WHAT THE TASK ASKS: Line by line, copy out the entries exactly and leave the pictures behind.

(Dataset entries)
################

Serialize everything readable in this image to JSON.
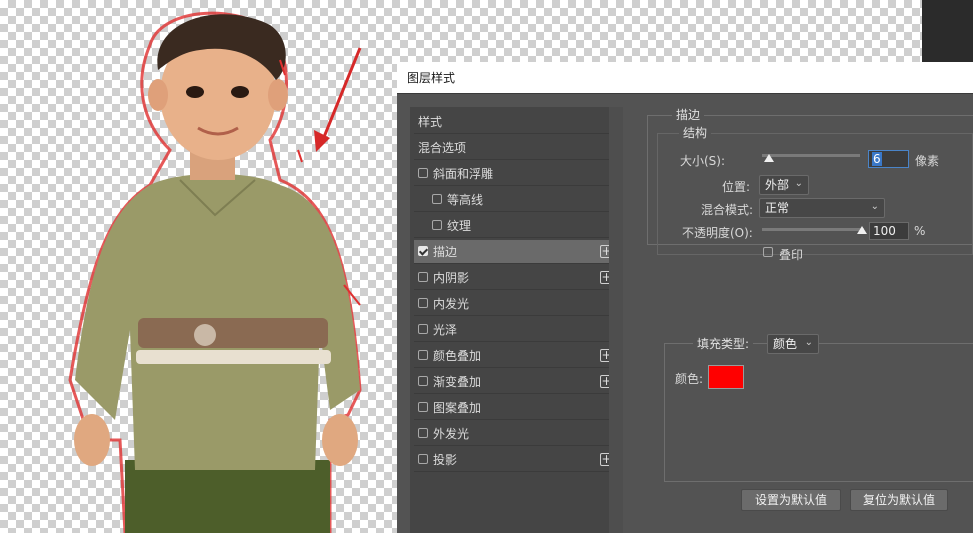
{
  "dialog": {
    "title": "图层样式"
  },
  "style_list": [
    {
      "label": "样式",
      "checkbox": false,
      "plus": false,
      "indent": 0,
      "active": false
    },
    {
      "label": "混合选项",
      "checkbox": false,
      "plus": false,
      "indent": 0,
      "active": false
    },
    {
      "label": "斜面和浮雕",
      "checkbox": true,
      "checked": false,
      "plus": false,
      "indent": 0,
      "active": false
    },
    {
      "label": "等高线",
      "checkbox": true,
      "checked": false,
      "plus": false,
      "indent": 1,
      "active": false
    },
    {
      "label": "纹理",
      "checkbox": true,
      "checked": false,
      "plus": false,
      "indent": 1,
      "active": false
    },
    {
      "label": "描边",
      "checkbox": true,
      "checked": true,
      "plus": true,
      "indent": 0,
      "active": true
    },
    {
      "label": "内阴影",
      "checkbox": true,
      "checked": false,
      "plus": true,
      "indent": 0,
      "active": false
    },
    {
      "label": "内发光",
      "checkbox": true,
      "checked": false,
      "plus": false,
      "indent": 0,
      "active": false
    },
    {
      "label": "光泽",
      "checkbox": true,
      "checked": false,
      "plus": false,
      "indent": 0,
      "active": false
    },
    {
      "label": "颜色叠加",
      "checkbox": true,
      "checked": false,
      "plus": true,
      "indent": 0,
      "active": false
    },
    {
      "label": "渐变叠加",
      "checkbox": true,
      "checked": false,
      "plus": true,
      "indent": 0,
      "active": false
    },
    {
      "label": "图案叠加",
      "checkbox": true,
      "checked": false,
      "plus": false,
      "indent": 0,
      "active": false
    },
    {
      "label": "外发光",
      "checkbox": true,
      "checked": false,
      "plus": false,
      "indent": 0,
      "active": false
    },
    {
      "label": "投影",
      "checkbox": true,
      "checked": false,
      "plus": true,
      "indent": 0,
      "active": false
    }
  ],
  "stroke": {
    "section_title": "描边",
    "structure_title": "结构",
    "size_label": "大小(S):",
    "size_value": "6",
    "size_unit": "像素",
    "position_label": "位置:",
    "position_value": "外部",
    "blend_label": "混合模式:",
    "blend_value": "正常",
    "opacity_label": "不透明度(O):",
    "opacity_value": "100",
    "opacity_unit": "%",
    "opacity_fraction": 1.0,
    "overprint_label": "叠印",
    "fill_type_label": "填充类型:",
    "fill_type_value": "颜色",
    "color_label": "颜色:",
    "color_value": "#ff0000"
  },
  "buttons": {
    "make_default": "设置为默认值",
    "reset_default": "复位为默认值"
  },
  "colors": {
    "stroke_outline": "#e03030",
    "annotation_arrow": "#d62828",
    "dialog_bg": "#535353"
  },
  "icons": [
    "plus-icon",
    "checkbox-icon",
    "chevron-down-icon",
    "slider-thumb-icon",
    "arrow-annotation-icon"
  ]
}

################

RESPONSE:
Serialize everything readable in this image to JSON.
{
  "dialog": {
    "title": "图层样式"
  },
  "style_list": [
    {
      "label": "样式",
      "checkbox": false,
      "plus": false,
      "indent": 0,
      "active": false
    },
    {
      "label": "混合选项",
      "checkbox": false,
      "plus": false,
      "indent": 0,
      "active": false
    },
    {
      "label": "斜面和浮雕",
      "checkbox": true,
      "checked": false,
      "plus": false,
      "indent": 0,
      "active": false
    },
    {
      "label": "等高线",
      "checkbox": true,
      "checked": false,
      "plus": false,
      "indent": 1,
      "active": false
    },
    {
      "label": "纹理",
      "checkbox": true,
      "checked": false,
      "plus": false,
      "indent": 1,
      "active": false
    },
    {
      "label": "描边",
      "checkbox": true,
      "checked": true,
      "plus": true,
      "indent": 0,
      "active": true
    },
    {
      "label": "内阴影",
      "checkbox": true,
      "checked": false,
      "plus": true,
      "indent": 0,
      "active": false
    },
    {
      "label": "内发光",
      "checkbox": true,
      "checked": false,
      "plus": false,
      "indent": 0,
      "active": false
    },
    {
      "label": "光泽",
      "checkbox": true,
      "checked": false,
      "plus": false,
      "indent": 0,
      "active": false
    },
    {
      "label": "颜色叠加",
      "checkbox": true,
      "checked": false,
      "plus": true,
      "indent": 0,
      "active": false
    },
    {
      "label": "渐变叠加",
      "checkbox": true,
      "checked": false,
      "plus": true,
      "indent": 0,
      "active": false
    },
    {
      "label": "图案叠加",
      "checkbox": true,
      "checked": false,
      "plus": false,
      "indent": 0,
      "active": false
    },
    {
      "label": "外发光",
      "checkbox": true,
      "checked": false,
      "plus": false,
      "indent": 0,
      "active": false
    },
    {
      "label": "投影",
      "checkbox": true,
      "checked": false,
      "plus": true,
      "indent": 0,
      "active": false
    }
  ],
  "stroke": {
    "section_title": "描边",
    "structure_title": "结构",
    "size_label": "大小(S):",
    "size_value": "6",
    "size_unit": "像素",
    "position_label": "位置:",
    "position_value": "外部",
    "blend_label": "混合模式:",
    "blend_value": "正常",
    "opacity_label": "不透明度(O):",
    "opacity_value": "100",
    "opacity_unit": "%",
    "opacity_fraction": 1.0,
    "overprint_label": "叠印",
    "fill_type_label": "填充类型:",
    "fill_type_value": "颜色",
    "color_label": "颜色:",
    "color_value": "#ff0000"
  },
  "buttons": {
    "make_default": "设置为默认值",
    "reset_default": "复位为默认值"
  },
  "colors": {
    "stroke_outline": "#e03030",
    "annotation_arrow": "#d62828",
    "dialog_bg": "#535353"
  },
  "icons": [
    "plus-icon",
    "checkbox-icon",
    "chevron-down-icon",
    "slider-thumb-icon",
    "arrow-annotation-icon"
  ]
}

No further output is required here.